A cadet surf journalist interned to me by Derek Hynd asked me if I had any advice and I said, “The best way to avoid a hangover is not to drink but the best way to deal with a hangover is to have another one.”

“Jazzy P, have you got your hands on the BG purse strings, I need another Corona.”

M Rod was the only other pale sun to shine on a dull day when anticipation of much greater things to come infused the day with a sour, Soviet mood emanating from judges, surfers, fans, coaches and surf journalists alike.

Round two. We should all write a letter to the Commissioner and ask them to drop-kick it off a cliff.

What is it good for? Absolutely nothing.

Cyclone 13P named by the Joint Typhoon Warning Centre in Honolulu is bearing down on the QLD coast and on track to deliver a finals finish at Kirra if WSL can play their cards right. If, comrades, they had run overlapping heats today they could’ve been in a go position to pick the eyes out of what may be a small window of cyclonic opportunity and enlivened an otherwise dull day.

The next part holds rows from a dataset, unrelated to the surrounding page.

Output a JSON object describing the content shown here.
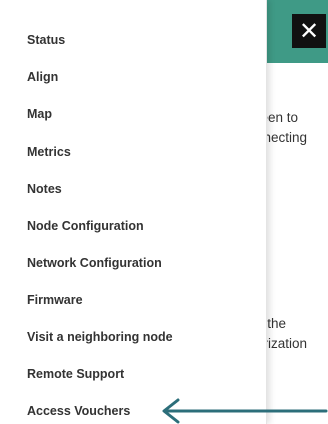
{
  "header": {
    "close_icon": "close-icon",
    "close_glyph": "✕",
    "accent_color": "#3f9a86"
  },
  "background_text": {
    "line1": "reen to",
    "line2": "nnecting",
    "line3": "n the",
    "line4": "orization"
  },
  "menu": {
    "items": [
      {
        "label": "Status"
      },
      {
        "label": "Align"
      },
      {
        "label": "Map"
      },
      {
        "label": "Metrics"
      },
      {
        "label": "Notes"
      },
      {
        "label": "Node Configuration"
      },
      {
        "label": "Network Configuration"
      },
      {
        "label": "Firmware"
      },
      {
        "label": "Visit a neighboring node"
      },
      {
        "label": "Remote Support"
      },
      {
        "label": "Access Vouchers"
      }
    ]
  },
  "annotation": {
    "arrow_icon": "arrow-left-icon",
    "arrow_color": "#2c6e7a"
  }
}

Quiksilver Pro Gold Coast Round 2 Results:
Heat 1: Mikey Wright (AUS) 15.10 def. John John Florence (HAW) 10.76
Heat 2: Gabriel Medina (BRA) 13.00 def. Leonardo Fioravanti (ITA) 7.90
Heat 3: Michael February (ZAF) 11.03 def. Matt Wilkinson (AUS) 8.97
Heat 4: Adriano de Souza (BRA) 11.40 def. Ian Gouveia (BRA) 10.07
Heat 5: Joel Parkinson (AUS) 17.03 def. Patrick Gudauskas (USA) 9.67
Heat 6: Michael Rodrigues (BRA) 14.67 def. Sebastian Zietz (HAW) 10.80
Heat 7: Frederico Morais (PRT) 12.16 def. Ezekiel Lau (HAW) 9.90
Heat 8: Kanoa Igarashi (JPN) 10.60 def. Keanu Asing (HAW) 8.86
Heat 9: Willian Cardoso (BRA) 12.90 def. Caio Ibelli (BRA) 10.83
Heat 10: Conner Coffin (USA) 12.20 def. Yago Dora (BRA) 10.60
Heat 11: Tomas Hermes (BRA) 14.93 def. Joan Duru (FRA) 12.17
Heat 12: Wade Carmichael (AUS) 11.74 def. Jesse Mendes (BRA) 11.13

Quiksilver Pro Gold Coast Round 3 Matchups:
Heat 1: Owen Wright (AUS) vs. Willian Cardoso (BRA)
Heat 2: Mick Fanning (AUS) vs. Conner Coffin (USA)
Heat 3: Kolohe Andino (USA) vs. Tomas Hermes (BRA)
Heat 4: Filipe Toledo (BRA) vs. Italo Ferreira (BRA)
Heat 5: Jeremy Flores (FRA) vs. Adrian Buchan (AUS)
Heat 6: Gabriel Medina (BRA) vs. Mikey Wright (AUS)
Heat 7: Julian Wilson (AUS) vs. Michael February (ZAF)
Heat 8: Frederico Morais (PRT) vs. Kanoa Igarashi (JPN)
Heat 9: Joel Parkinson (AUS) vs. Griffin Colapinto (USA)
Heat 10: Adriano de Souza (BRA) vs. Wade Carmichael (AUS)
Heat 11: Connor O’Leary (AUS) vs. Michel Bourez (PYF)
Heat 12: Jordy Smith (ZAF) vs. Michael Rodrigues (BRA)

Roxy Pro Gold Coast Semifinal Matchups:
Heat 1: Lakey Peterson (USA) vs. Malia Manuel (HAW)
Heat 2: Sally Fitzgibbons (AUS) vs. Keely Andrew (AUS)